Plenty of evidence suggests that Musculus amply contributed both to Reformation exegesis and to the development of covenant theology at a critical juncture for Protestantism. He died in Bern in 1563, one year prior to Calvin in Geneva and one year after Peter Martyr Vermigli in Zurich. Thomas Cranmer long tried in vain to recruit Musculus to teaching posts in London, Canterbury, and Cambridge. Other invitations came from Augsburg, Strasbourg, Marburg, Neuberg an der Donau in Bavaria, and Poland. Yet when the University of Heidelberg offered Musculus a post in theology, he replied, haltingly humble and earthy to the end: “I am a man educated in a monastery, and not distinguished with the degree of a Master, still less of a Doctor.” A far cry from a ditch digger, he ended up doing the work of the Lord in the trenches nevertheless.
The title recognizes a debt to John Updike, “Packed Dirt, Churchgoing, a Dying Cat, a Traded Car,” The New Yorker, December 16, 1961.Back

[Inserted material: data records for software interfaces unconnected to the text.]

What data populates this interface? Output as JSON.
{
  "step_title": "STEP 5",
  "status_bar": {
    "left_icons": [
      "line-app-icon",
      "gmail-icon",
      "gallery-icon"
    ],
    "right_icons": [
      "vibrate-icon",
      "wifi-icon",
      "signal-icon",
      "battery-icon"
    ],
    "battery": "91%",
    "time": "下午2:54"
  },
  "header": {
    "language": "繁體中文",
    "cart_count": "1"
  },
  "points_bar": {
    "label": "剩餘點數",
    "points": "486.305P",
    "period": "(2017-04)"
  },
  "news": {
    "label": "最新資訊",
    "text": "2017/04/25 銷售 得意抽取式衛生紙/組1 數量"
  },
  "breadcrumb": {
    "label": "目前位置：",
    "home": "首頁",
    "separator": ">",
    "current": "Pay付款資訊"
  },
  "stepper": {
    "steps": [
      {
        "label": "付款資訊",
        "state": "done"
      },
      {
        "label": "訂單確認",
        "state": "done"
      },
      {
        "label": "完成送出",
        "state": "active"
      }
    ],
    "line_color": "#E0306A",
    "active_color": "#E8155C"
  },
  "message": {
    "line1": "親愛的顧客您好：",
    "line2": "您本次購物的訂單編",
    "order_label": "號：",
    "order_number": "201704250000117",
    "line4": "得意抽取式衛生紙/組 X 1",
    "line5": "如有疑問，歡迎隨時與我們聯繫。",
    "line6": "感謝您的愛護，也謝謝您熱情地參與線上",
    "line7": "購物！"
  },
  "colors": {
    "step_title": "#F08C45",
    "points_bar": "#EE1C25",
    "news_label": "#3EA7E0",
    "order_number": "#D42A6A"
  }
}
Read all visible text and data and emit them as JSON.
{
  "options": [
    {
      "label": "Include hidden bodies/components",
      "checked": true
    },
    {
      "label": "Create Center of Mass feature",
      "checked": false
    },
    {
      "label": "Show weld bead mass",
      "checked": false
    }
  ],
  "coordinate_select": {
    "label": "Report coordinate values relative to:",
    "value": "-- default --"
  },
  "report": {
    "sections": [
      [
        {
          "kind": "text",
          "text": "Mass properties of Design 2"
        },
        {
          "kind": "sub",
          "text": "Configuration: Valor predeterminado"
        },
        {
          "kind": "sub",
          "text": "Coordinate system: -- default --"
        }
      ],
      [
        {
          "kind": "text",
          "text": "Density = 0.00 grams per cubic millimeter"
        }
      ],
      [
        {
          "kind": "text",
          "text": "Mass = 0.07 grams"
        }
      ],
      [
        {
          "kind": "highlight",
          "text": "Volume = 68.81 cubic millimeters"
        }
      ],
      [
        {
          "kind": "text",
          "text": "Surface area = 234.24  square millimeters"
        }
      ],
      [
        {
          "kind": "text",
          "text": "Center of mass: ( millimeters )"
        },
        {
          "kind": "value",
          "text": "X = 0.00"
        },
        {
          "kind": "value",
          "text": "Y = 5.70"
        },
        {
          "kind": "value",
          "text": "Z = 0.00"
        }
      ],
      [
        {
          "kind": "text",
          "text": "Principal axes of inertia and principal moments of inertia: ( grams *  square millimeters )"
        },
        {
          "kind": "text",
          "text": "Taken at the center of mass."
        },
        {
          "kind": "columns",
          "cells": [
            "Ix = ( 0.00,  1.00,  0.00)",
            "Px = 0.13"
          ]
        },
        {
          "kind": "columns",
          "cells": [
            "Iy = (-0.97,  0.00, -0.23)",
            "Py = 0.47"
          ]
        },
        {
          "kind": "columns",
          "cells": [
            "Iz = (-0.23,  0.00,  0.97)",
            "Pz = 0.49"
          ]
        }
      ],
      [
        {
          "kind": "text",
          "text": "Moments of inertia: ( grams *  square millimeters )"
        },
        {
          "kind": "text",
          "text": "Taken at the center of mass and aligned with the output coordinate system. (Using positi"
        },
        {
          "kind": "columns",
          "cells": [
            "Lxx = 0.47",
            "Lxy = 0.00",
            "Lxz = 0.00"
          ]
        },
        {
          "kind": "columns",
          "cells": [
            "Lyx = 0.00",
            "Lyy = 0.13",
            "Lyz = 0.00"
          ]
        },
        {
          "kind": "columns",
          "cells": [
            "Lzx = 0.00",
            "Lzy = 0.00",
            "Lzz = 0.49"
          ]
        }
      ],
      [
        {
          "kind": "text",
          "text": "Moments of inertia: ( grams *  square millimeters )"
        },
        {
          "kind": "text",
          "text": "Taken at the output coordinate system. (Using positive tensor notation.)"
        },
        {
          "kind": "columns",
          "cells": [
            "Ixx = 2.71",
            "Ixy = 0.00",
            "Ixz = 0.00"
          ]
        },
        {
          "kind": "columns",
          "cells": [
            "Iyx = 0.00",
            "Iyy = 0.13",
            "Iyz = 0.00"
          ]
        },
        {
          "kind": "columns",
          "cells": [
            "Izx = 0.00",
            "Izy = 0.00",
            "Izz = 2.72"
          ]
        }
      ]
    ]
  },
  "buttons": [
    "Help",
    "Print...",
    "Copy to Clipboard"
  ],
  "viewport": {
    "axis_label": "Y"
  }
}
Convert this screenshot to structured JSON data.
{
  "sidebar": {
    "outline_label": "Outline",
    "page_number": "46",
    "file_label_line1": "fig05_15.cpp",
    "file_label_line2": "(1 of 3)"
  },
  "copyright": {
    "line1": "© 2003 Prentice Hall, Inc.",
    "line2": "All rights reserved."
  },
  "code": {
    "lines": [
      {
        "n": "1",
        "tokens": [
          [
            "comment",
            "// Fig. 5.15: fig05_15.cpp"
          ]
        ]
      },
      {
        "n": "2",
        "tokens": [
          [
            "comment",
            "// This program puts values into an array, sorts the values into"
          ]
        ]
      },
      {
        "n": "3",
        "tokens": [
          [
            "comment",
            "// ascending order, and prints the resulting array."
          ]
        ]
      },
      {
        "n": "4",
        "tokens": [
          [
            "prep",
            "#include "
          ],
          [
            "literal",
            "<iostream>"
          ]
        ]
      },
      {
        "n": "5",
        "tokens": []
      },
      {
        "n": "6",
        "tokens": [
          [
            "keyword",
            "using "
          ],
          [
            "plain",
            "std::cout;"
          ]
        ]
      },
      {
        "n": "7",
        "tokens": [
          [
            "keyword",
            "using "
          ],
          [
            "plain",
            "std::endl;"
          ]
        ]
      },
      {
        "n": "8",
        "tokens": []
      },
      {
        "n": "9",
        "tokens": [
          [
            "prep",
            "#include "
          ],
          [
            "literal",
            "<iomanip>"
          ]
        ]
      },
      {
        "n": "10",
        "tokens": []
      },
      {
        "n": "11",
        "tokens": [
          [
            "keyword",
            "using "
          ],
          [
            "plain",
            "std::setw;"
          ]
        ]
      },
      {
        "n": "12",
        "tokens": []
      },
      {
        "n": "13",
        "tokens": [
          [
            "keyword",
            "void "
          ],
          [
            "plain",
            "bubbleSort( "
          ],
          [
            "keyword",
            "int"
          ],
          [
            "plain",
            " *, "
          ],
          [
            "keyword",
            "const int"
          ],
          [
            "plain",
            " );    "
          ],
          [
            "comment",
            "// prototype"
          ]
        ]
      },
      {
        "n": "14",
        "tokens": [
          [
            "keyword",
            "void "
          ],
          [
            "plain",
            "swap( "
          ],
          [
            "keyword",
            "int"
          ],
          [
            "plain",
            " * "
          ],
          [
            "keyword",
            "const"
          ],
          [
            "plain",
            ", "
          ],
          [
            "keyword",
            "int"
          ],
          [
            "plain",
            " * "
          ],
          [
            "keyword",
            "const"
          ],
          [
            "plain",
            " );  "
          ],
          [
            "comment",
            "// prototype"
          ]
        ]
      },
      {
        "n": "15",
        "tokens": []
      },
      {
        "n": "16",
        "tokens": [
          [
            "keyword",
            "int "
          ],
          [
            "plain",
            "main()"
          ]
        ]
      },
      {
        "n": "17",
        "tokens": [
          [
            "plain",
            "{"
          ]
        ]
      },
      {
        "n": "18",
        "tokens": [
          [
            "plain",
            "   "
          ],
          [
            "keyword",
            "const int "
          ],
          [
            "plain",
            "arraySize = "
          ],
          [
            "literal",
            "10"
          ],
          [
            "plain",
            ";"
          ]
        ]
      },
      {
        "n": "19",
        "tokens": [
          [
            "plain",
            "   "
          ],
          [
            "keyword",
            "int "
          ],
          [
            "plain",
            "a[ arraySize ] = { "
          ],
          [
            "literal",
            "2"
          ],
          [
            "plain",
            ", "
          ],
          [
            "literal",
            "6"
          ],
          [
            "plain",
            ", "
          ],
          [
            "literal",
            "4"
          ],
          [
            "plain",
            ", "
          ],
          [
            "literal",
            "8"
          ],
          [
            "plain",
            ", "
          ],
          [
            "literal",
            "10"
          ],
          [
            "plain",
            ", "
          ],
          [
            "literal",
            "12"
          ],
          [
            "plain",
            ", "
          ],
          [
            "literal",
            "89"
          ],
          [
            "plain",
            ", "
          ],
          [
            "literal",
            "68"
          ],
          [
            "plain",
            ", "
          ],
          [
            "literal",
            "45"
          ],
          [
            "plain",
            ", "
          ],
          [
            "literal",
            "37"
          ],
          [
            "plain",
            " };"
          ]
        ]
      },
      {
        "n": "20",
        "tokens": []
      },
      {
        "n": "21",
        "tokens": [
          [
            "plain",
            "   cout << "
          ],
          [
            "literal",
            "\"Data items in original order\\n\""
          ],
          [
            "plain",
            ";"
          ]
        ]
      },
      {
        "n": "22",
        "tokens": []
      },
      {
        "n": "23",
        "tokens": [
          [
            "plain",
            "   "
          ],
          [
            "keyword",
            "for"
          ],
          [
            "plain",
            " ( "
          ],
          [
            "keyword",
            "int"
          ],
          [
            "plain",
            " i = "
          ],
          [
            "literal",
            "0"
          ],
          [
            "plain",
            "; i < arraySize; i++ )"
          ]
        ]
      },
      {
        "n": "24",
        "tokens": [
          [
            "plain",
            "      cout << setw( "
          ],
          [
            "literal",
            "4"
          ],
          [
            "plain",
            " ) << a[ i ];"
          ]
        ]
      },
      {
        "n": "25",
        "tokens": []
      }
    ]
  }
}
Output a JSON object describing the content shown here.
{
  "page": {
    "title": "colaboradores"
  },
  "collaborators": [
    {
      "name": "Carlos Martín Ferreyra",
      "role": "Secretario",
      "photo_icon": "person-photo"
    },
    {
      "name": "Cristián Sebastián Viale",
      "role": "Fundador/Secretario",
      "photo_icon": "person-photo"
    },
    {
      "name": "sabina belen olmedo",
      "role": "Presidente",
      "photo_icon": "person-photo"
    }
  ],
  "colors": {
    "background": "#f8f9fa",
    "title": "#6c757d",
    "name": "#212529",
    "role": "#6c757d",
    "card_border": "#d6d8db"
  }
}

Biographical material here and throughout is drawn from Musculus’s son, Abraham Musculus, “Historia Vitae et Obitus Clarissimi Theologi D. Wolfgangi Musculi Dusani, S. Litterarum apud Bernates professoris,” in ΣΥΝΟΨΕ festalium concioncum, authore D. Wolfgago Musculo Dusano, eiusdem vita, obitus, erudita carmina (Basel, 1595); in comparison with Reinhard Bodenmann, Wolfgang Musculus (1497–1563), Destin d’un autodidacte lorrain au siècle des Réformes (Geneva: Droz, 2000); and Wolfgang Musculus (1497–1563) und die oberdeutsche Reformation, ed. Rudolf Dellsperger et al. (Berlin: Akademie Verlag, 1997).Back
Paul Romane-Musculus, “Catalogue des oeuvres imprimées du théologien Wolfgang Musculus,” Revue d’Histoire et de Philosophie Religieuses 43 (1963): 260–78.Back
See Craig S. Farmer, The Gospel of John in the Sixteenth Century: The Johannine Exegesis of Wolfgang Musculus (New York: Oxford University Press, 1997).Back
John Calvin, In Librum Psalmorum Commentarius, in Ioannis Calvini opera quae supersunt omnia, ed. G. Baum, E. Cunitz, and E. Reuss, 59 vols. (Brunswick: Schwetschke, 1863–1900), 31:13. See also Herman J. Selderhuis, Calvin’s Theology of the Psalms (Grand Rapids: Baker Academic, 2007), 25n17; Marc van Wijnkoop Lüthi, “Druckwerkeverzeichnis des Wolfgang Musculus,” in Wolfgang Musculus (1497–1563) und die oberdeutsche Reformation, ed. Rudolf Dellsperger et al. (Berlin: Akademie Verlag, 1997), 379–85.Back
Herman Selderhuis, “Die Loci Communes des Wolfgang Musculus: Reformierte Dogmatik anno 1560,” in Wolfgang Musculus (1497–1563) und die oberdeutsche Reformation, 311–30.Back
Wolfgang Musculus, “De foedere ac testamento Dei,” Loci communes in usus sacrae Theologiae candidatorum parati (Basel, 1564), §14, 141–46.Back
Jordan J. Ballor, Covenant, Causality, and Law: A Study in the Theology of Wolfgang Musculus (Göttingen: Vandenhock & Ruprecht, 2012), 58.Back
In support, Musculus referred to Genesis 8 and 9 and Jeremiah 33. Musculus, Loci communes, §14, 142.Back
Musculus, Loci communes, §14, 143–44.Back
For one recent discussion of primary and secondary literature on this, see J. V. Fesko, The Covenant of Works: The Origins, Development, and Reception of the Doctrine (New York: Oxford University Press, 2020).Back
Musculus, Loci communes, §20, 168.Back
See, e.g., Andrew A. Woolsey, Unity and Continuity in Covenantal Thought: A Study in the Reformed Tradition to the Westminster Assembly (Grand Rapids: Reformation Heritage, 2012); R. Scott Clark, “Christ and Covenant: Federal Theology in Orthodoxy,” in A Companion to Reformed Orthodoxy, ed. Herman J. Selderhuis (Leiden: Brill, 2012), 403–28.Back
Wolfgang Musculus to Thomas Erastus, 1553, quoted in Farmer, The Gospel of John in the Sixteenth Century, 4n11.Back